Record Type: Journal
Publication Date: 2011
Pages: 6
Abstractor: ERIC
Reference Count: N/A
ISBN: N/A
ISSN: ISSN-0009-1383
What Can College Mean? Lessons from the Bard Prison Initiative
Lagemann, Ellen Condliffe
Change: The Magazine of Higher Learning, v43 n6 p14-19 2011
The Bard Prison Initiative (BPI), which is a part of the Bard College in Annandale-on-Hudson, New York, is a prison program that operates a full liberal arts program leading to both AA and BA degrees. The students are convicted felons who are serving relatively long sentences for serious, often violent, crimes. They tend to be in their mid-twenties, although some are as old forty-five. Most (83 percent) had not graduated from high school before being incarcerated; they received GED degrees while in prison. BPI is extremely successful in its completion rates. Few student flunk or drop out. Most who do not finish their degrees cannot do so because they are moved by the Department of Corrections to a facility where BPI does not have a program or because they are released from prison. There are three aspects of the Bard program that are especially critical to its success: (1) the admissions process; (2) the approach to skill development; and (3) a blurring of the lines between liberal and vocational education. BPI offers a demonstration proof of college success under unusual circumstances. Whether one believes that its effectiveness can be useful in thinking about practices and policies for higher education more generally, there can be no doubt that it is offering educational opportunity to a woefully underserved segment of the American population. Nevertheless, BPI operates under the constant threat of having to shut its doors. Since 1994 public funding for college in prison has dried up, and there is little hope of restoration. More alarming, the major private philanthropies that have invested so generously in higher education have so far refused to include college in prison in their grant-making portfolios. The success of BPI must challenge advocates of higher education to consider whether "college for all" remains a goal to which this country is committed. Is college only for those whose lives proceed in a linear fashion? Is it only for people who have never made a mistake? Is it only for the advantaged? BPI demonstrates what the answers to those questions should be. Certainly, it shows that those questions deserve full and frank debate.

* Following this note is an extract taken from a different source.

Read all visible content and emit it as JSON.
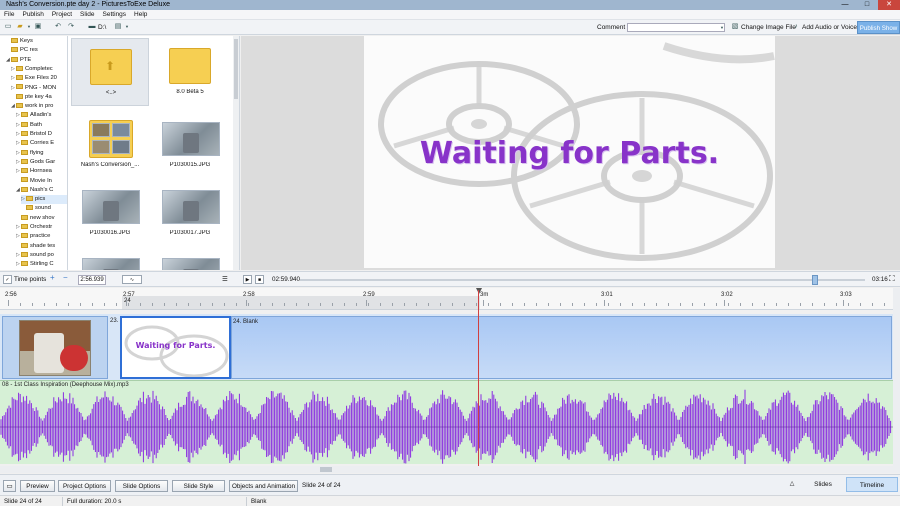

Routledge. Available from: Taylor & Francis, Ltd. 325 Chestnut Street Suite 800, Philadelphia, PA 19106. Tel: 800-354-1420; Fax: 215-625-2940; Web site: http://www.tandf.co.uk/journals
Publication Type: Journal Articles; Reports - Descriptive
Education Level: Adult Education; Higher Education; Postsecondary Education
Audience: N/A
Language: English
Sponsor: N/A
Authoring Institution: N/A
Identifiers - Location: New York